In Germany, such services are called Durchbindung.


Through services (直通運転, chokutsū unten) are regularly scheduled train services owned by an operator which runs over tracks which it does not own. Many urban railways in Japan operate such services to increase ridership, increase convenience and simplicity, and reduce time to destinations by eliminating transfers through seamless connection. One example is a Narita-to-Haneda Airport Express service, which runs on four companies’ tracks-Keikyu, Toei, Keisei, and Hokuso Railway. Despite fewer new lines in recent years as the system is mature, more through services are proliferating to reduce cross metropolitan area connection time, at least in theory.

A 2016 MLIT study has shown that minor train delays are quite commonplace in Greater Tokyo during rush hour, at odds with Japan’s image of train punctuality. The reason for this is that the subway lines in particular are subject to heavier loads, and thus more delay as riders rush in at the last minute, and forcing final door closings to be delayed. The proliferation of through-services has only magnified the problem, as it acts as a double-edged sword, though convenient in not having to switch trains, central Tokyo delays increasingly cause a ripple effect to through services on suburban lines.[10]

South Korea[edit]

Subway trains of Seoul Subway Line 1, Line 3 and Line 4 run through to Korail suburban lines. Suin Line and Bundang Line services were merged into the Suin-Bundang Line


Russia operates regular scheduled through services with other countries:

United Kingdom[edit]

In London, the South London Line on the London Overground runs through service to the East London Line.

In Cardiff, the Valley Lines services often run onto other lines, while stopping for an extended length of time at the would-be terminus of Cardiff Central Station.

United States[edit]

In the United States, a through train is referred to as interline and is defined as “the interchange of passengers between one or more bus lines, rail transit lines, or railroads” or “the transfer of transit vehicles or trains between routes during a day to improve staff or vehicle assignment efficiency”.[6][7] Examples of interlining include:

Bus transport[edit]

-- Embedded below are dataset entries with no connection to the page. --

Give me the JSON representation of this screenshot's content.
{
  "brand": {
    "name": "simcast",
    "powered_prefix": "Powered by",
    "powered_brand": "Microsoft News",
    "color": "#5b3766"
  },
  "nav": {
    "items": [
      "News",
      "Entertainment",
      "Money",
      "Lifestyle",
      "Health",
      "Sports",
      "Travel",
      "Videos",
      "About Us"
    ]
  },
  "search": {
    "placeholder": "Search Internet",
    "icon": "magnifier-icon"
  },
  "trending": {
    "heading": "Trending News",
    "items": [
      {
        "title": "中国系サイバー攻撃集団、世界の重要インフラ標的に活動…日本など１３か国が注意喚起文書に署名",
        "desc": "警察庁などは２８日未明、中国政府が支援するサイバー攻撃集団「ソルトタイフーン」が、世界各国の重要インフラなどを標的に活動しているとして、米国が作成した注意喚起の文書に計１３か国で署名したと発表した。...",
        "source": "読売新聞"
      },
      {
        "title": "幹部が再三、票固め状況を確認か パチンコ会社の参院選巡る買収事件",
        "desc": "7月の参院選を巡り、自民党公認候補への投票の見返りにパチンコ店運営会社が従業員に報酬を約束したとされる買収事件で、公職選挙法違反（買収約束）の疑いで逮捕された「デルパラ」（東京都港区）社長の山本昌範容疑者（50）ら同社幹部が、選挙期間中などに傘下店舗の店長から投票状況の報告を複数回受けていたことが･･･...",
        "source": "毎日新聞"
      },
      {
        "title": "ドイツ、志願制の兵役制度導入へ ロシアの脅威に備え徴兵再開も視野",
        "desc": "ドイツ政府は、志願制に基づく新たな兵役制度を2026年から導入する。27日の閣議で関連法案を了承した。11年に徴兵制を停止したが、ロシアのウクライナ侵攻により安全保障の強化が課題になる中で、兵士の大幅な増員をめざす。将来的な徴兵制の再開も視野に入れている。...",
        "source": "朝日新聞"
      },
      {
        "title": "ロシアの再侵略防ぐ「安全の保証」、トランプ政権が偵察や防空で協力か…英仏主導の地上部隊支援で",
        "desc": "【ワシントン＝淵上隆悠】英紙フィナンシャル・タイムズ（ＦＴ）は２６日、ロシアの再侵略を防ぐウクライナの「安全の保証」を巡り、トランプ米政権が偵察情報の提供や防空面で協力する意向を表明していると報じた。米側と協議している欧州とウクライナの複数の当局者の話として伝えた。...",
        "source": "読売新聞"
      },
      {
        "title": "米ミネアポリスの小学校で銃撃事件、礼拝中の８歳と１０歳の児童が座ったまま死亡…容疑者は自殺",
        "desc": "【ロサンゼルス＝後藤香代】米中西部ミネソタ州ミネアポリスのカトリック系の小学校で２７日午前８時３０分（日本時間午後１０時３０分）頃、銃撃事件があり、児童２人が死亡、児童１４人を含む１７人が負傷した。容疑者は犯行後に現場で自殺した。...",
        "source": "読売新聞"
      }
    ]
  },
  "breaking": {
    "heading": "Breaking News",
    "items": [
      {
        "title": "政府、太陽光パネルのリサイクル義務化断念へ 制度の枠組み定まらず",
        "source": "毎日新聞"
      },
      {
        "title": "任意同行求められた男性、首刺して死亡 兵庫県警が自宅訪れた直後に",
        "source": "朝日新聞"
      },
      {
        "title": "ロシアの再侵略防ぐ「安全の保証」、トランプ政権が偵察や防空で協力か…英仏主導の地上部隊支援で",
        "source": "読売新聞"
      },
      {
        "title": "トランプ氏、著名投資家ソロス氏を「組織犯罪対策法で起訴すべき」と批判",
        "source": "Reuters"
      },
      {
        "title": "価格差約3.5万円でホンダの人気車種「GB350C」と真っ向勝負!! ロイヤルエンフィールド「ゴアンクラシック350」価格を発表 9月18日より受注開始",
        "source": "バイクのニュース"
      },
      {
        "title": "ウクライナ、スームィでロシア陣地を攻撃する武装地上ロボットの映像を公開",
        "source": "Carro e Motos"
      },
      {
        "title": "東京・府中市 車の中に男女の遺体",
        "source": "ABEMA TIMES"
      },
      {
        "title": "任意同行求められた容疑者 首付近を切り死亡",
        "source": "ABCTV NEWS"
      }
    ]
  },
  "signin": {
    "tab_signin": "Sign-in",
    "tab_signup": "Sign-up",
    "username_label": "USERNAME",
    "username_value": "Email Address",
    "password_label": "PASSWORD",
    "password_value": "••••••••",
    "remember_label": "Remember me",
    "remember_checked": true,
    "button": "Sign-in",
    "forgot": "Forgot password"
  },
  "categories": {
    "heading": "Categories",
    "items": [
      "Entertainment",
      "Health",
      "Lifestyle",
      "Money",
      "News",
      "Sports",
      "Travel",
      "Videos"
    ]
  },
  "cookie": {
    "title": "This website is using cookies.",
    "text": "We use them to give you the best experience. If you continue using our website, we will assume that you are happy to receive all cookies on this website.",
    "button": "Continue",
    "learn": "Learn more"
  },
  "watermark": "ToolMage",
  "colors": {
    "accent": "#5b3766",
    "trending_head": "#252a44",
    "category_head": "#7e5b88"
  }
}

There are some bus services which travel on a route, or a section of it, and change the route number while allowing passengers to stay on board. Such services can be describe as through services.

For example, morebus routes 16 and 17 may operate as a through service through Bournemouth Square, allowing the passenger to stay on board with a through fare.[13]

See also[edit]